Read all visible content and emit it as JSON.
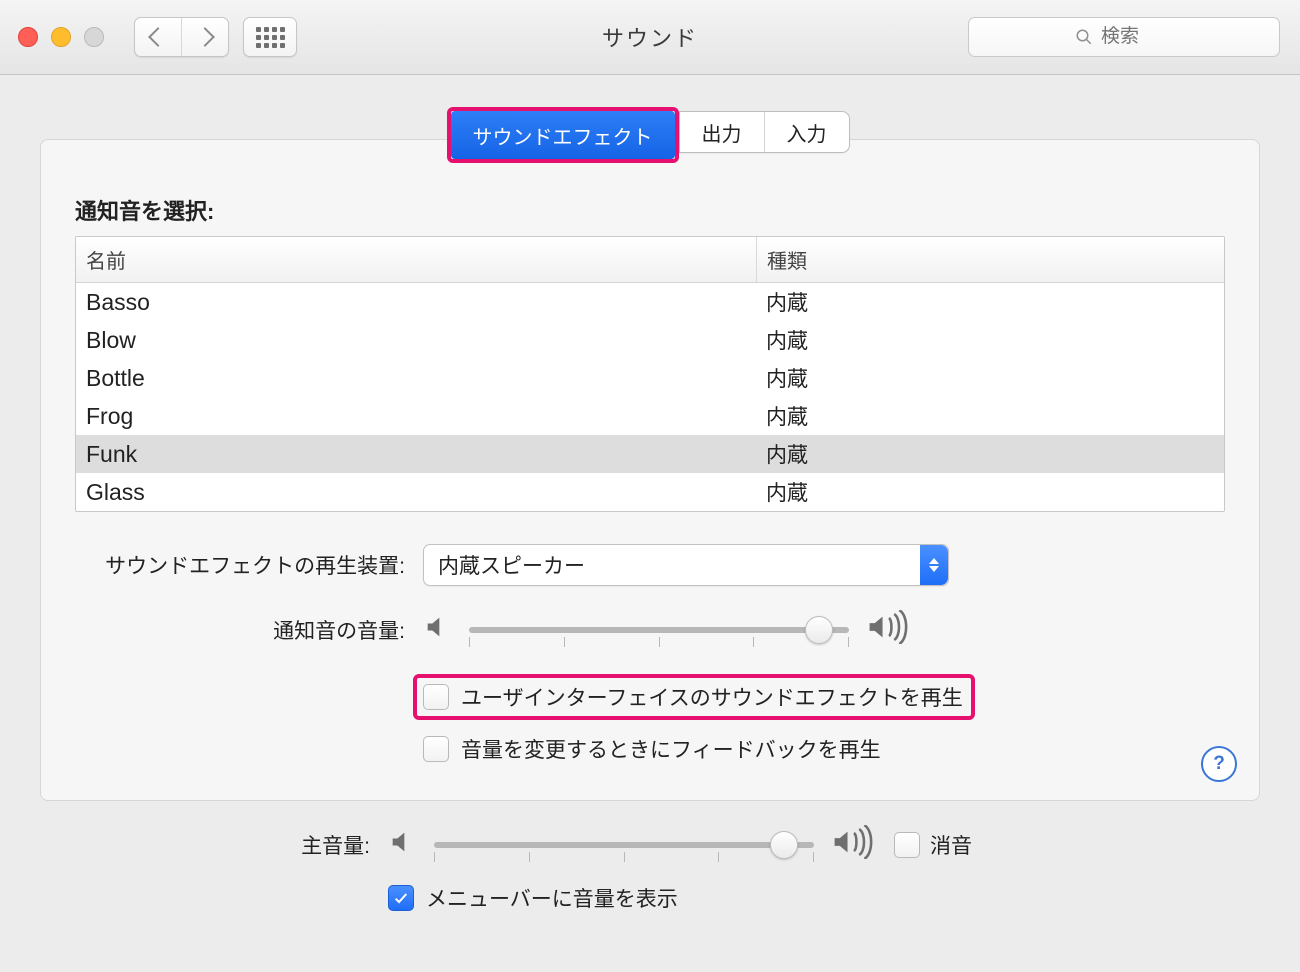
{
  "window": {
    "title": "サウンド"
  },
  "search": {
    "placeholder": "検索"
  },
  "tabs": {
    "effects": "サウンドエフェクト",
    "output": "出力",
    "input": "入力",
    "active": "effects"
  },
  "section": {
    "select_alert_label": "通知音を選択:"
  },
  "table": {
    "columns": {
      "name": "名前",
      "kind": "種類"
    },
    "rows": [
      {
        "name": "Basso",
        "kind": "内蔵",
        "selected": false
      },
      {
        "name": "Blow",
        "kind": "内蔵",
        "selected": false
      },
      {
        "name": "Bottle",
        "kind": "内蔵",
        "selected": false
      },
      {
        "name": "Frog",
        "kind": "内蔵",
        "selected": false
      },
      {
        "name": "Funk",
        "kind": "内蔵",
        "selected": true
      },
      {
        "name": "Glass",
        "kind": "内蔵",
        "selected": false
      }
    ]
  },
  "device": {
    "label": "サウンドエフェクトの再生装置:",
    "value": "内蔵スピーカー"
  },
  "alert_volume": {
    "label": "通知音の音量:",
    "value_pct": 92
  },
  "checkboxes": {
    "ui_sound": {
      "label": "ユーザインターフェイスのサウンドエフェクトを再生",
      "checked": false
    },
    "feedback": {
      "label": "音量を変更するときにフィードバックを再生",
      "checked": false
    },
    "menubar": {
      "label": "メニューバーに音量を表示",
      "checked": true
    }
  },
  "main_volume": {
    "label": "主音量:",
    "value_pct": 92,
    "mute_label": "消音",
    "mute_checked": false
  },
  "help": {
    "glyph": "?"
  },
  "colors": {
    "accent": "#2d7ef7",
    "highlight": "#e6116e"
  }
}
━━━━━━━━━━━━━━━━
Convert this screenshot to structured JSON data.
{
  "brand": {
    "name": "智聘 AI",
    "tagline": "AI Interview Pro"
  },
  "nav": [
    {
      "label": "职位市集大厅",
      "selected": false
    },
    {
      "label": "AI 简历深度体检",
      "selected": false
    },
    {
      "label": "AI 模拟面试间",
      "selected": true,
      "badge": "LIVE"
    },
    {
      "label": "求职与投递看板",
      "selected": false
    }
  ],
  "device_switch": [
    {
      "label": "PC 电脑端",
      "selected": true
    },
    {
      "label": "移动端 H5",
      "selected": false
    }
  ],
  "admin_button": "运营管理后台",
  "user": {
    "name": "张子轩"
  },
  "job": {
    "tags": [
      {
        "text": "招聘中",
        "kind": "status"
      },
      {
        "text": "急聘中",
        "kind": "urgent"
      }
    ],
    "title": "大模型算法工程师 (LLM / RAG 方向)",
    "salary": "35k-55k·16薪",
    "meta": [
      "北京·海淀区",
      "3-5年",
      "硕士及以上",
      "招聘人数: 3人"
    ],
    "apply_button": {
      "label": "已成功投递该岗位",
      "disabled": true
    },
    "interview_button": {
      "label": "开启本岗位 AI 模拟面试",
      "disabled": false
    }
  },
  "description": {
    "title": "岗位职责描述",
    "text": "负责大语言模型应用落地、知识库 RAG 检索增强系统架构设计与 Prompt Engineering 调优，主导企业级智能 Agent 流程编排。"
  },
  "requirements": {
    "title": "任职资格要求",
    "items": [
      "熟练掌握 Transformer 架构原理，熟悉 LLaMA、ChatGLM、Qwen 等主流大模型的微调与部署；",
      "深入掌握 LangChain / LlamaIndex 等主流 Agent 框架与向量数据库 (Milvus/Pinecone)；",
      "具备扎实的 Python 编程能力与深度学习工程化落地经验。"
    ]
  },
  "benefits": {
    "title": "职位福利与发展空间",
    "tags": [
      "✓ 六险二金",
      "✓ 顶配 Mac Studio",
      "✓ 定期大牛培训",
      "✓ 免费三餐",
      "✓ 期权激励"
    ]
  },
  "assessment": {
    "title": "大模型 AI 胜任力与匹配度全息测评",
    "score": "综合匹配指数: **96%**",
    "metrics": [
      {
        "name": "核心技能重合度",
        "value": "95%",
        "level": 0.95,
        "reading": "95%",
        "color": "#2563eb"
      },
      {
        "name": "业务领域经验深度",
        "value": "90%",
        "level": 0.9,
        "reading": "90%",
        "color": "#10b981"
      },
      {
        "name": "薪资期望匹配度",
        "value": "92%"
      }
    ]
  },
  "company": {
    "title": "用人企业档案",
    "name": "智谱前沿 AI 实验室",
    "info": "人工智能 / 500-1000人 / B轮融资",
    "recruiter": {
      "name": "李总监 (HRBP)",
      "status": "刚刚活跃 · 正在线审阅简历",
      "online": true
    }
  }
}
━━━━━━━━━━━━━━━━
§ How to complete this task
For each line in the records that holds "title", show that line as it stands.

§ Response for this exercise
    "title": "サウンド"
    "title": "大模型算法工程师 (LLM / RAG 方向)",
    "title": "岗位职责描述",
    "title": "任职资格要求",
    "title": "职位福利与发展空间",
    "title": "大模型 AI 胜任力与匹配度全息测评",
    "title": "用人企业档案",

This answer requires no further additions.